Safety-Critical Autonomous Systems

The emergence of Autonomous Vehicles (AVs) and the need to guarantee safety in making them a reality has motivated us to develop a new framework adapting optimal control theory to safety-critical systems and demonstrating its use for AVs in signal-free traffic networks.

The standard trade-off we face in control system design is achieving a desired behavior without excessive computational complexity that would prohibit real-time applications. In autonomous systems as they have emerged, safety becomes such a crucial factor that we are often willing to sacrifice performance for the sake of safety, thus sometimes designing the system in an over-conservative manner. Therefore, in addition to trading off performance with computational complexity, the inclusion of hard constraint (safety) guarantees creates a new dimension in system design: the level of conservativeness in the control which also depends on the computational complexity we are willing to tolerate to achieve better performance and less conservativeness.
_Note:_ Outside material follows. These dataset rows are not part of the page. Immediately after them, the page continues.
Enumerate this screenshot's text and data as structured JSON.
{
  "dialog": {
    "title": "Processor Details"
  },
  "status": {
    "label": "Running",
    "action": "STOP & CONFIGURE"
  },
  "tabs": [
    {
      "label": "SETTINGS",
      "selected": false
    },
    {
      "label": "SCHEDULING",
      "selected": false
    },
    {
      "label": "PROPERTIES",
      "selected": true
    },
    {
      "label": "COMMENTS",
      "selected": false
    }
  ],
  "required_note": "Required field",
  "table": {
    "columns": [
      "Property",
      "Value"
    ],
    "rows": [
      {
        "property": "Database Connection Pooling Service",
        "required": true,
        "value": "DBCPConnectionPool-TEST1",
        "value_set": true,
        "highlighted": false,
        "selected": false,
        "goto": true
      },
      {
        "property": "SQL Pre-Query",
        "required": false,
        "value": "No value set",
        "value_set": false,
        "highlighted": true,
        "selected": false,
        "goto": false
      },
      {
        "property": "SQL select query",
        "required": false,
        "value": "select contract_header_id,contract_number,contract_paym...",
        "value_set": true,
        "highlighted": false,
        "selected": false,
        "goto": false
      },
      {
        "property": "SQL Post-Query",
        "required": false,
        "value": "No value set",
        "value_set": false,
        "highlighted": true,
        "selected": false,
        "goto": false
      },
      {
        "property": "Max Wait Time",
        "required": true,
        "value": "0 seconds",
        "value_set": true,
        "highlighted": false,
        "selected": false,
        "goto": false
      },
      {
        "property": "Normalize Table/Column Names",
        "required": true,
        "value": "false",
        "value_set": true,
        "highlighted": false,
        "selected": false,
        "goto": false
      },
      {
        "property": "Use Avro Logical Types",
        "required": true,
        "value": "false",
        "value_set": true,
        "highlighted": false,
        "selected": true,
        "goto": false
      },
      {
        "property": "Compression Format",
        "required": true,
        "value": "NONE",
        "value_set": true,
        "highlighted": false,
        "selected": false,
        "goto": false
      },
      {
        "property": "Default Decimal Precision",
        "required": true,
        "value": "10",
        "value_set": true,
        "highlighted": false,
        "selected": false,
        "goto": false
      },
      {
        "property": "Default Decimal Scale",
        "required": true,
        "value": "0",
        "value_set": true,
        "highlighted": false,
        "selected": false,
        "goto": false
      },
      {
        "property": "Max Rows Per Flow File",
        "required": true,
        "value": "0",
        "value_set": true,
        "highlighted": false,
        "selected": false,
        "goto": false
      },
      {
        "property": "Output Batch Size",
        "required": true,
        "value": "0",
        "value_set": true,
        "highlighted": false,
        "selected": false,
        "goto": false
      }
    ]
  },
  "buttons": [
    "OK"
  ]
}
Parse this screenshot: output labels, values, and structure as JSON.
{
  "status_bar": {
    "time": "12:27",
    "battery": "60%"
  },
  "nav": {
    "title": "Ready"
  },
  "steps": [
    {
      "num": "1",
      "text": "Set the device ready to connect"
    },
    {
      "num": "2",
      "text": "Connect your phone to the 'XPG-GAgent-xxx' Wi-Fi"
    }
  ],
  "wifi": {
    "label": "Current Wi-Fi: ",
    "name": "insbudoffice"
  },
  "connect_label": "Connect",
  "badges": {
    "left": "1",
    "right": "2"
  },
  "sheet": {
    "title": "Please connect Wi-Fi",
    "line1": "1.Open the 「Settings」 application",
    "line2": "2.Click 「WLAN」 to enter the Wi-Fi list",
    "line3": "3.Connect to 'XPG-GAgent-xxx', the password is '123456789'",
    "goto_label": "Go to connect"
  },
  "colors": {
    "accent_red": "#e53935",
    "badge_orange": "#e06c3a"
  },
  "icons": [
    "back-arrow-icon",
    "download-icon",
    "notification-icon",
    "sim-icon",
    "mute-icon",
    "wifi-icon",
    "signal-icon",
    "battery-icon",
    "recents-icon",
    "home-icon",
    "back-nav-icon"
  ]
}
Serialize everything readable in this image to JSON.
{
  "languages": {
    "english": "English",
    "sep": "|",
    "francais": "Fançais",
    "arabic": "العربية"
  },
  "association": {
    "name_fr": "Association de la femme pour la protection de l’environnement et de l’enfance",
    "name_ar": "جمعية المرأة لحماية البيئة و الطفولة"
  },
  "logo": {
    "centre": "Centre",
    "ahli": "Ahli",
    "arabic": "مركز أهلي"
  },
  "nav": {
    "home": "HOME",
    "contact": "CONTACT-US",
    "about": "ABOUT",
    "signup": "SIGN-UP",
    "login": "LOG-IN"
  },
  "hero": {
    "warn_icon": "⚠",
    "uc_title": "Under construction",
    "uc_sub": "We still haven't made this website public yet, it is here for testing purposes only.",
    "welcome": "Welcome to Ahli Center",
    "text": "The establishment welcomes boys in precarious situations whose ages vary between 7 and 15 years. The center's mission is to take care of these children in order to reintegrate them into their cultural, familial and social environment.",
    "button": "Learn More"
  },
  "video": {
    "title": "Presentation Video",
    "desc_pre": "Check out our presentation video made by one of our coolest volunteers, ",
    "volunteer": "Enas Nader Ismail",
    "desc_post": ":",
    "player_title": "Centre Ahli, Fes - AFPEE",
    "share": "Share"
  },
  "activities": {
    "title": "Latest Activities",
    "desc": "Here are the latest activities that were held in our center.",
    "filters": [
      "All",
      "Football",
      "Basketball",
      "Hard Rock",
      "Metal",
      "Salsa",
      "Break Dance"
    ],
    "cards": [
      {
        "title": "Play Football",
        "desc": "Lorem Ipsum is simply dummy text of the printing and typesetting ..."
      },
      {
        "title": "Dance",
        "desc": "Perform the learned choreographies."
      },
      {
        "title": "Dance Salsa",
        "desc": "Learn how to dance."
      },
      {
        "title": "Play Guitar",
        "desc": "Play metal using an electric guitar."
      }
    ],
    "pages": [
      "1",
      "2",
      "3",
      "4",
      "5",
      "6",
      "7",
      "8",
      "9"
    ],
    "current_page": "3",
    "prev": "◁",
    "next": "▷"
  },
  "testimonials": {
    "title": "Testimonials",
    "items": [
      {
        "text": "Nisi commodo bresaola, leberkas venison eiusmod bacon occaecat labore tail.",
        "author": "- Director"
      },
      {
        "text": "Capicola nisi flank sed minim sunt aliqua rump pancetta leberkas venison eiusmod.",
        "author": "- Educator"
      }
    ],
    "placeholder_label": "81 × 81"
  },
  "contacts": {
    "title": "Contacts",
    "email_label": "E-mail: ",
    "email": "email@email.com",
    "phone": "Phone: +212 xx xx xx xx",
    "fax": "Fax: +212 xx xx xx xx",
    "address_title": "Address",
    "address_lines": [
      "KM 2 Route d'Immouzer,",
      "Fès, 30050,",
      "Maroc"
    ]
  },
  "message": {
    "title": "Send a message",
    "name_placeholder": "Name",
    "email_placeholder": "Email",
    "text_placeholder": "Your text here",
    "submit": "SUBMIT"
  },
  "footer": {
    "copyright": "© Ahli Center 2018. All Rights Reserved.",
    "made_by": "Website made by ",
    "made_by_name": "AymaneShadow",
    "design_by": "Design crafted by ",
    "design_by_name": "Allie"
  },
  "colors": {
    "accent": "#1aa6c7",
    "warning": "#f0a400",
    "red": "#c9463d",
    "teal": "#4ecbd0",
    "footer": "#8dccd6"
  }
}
Most optimal control problems with hard constraints capturing “safety” quickly become intractable. Control Barrier Functions (CBFs) allow the derivation of sufficient conditions for these constraints with three key properties: (a) They transform the original state constraints (e.g., safe distances to avoid collisions) into constraints allowing us to derive explicit feedback controls that guarantee constraint satisfaction, (b) These transformed constraints are linear in the control/decision variables (as long as the dynamics involved are affine in the control but otherwise arbitrary), (c) They possess “forward invariance” in preserving safety. Thus, optimal control problem solutions can be obtained by discretizing time and solving a sequence of convex optimization problems (QPs) when the objective is quadratic). The solutions guarantee safety, but can become conservative. Moreover, these QPs can also become infeasible.

In a series of recent papers (and the book Xiao, W., Cassandras, C.G., and Belta, C., “Safe Autonomy with Control Barrier Functions: Theory and Applications”, 2023), our research has shown that:

  • Updating the control in an event-driven manner (rather than time-driven) eliminates all infeasibility cases due to inter-sampling effects caused by time-driven updates.
  • The rest of infeasible cases are due to conflicts between CBF constraints and control/decision limits. These can also be eliminated by identifying additional constraints that ensure the prevention of such conflicts.
  • Developing adaptive CBFs enables the use of these methods to time-varying environments, as well as to guarantee that when agents are outside a safe set their state can converge to the safe set in finite time.
  • Event-triggered CBFs allow the use of these methods to autonomous multi-agent systems where the agent dynamics are unknown. This opens up the opportunity to develop model-free methods for the control and optimization of autonomous multi-agent systems.
  • These new methods have been applied to Autonomous Vehicles (AVs), including a project where they were implemented on an actual AV (NEXTCAR – see picture) and tested in the Mcity facility (Ann Arbor, Michigan). The assumption so far, however, is that all vehicles in a transportation network are AVs. This needs to be relaxed!
  • Ongoing work is now leading to new results for (cooperating) AVs that must co-exist with (uncooperative) human-driven vehicles. In a broader setting, this creates a game environment where cooperating agents can form coalitions to counteract the unpredictable behavior of uncooperative agents. Some of these new results are surprising and promising, e.g., Li, A., Chavez Armijos, A., and Cassandras, C.G., “Cooperative Lane Changing in Mixed Traffic can be Robust to Human Driver Behavior”, Proc. of 62nd IEEE Conference on Decision and Control, 2023.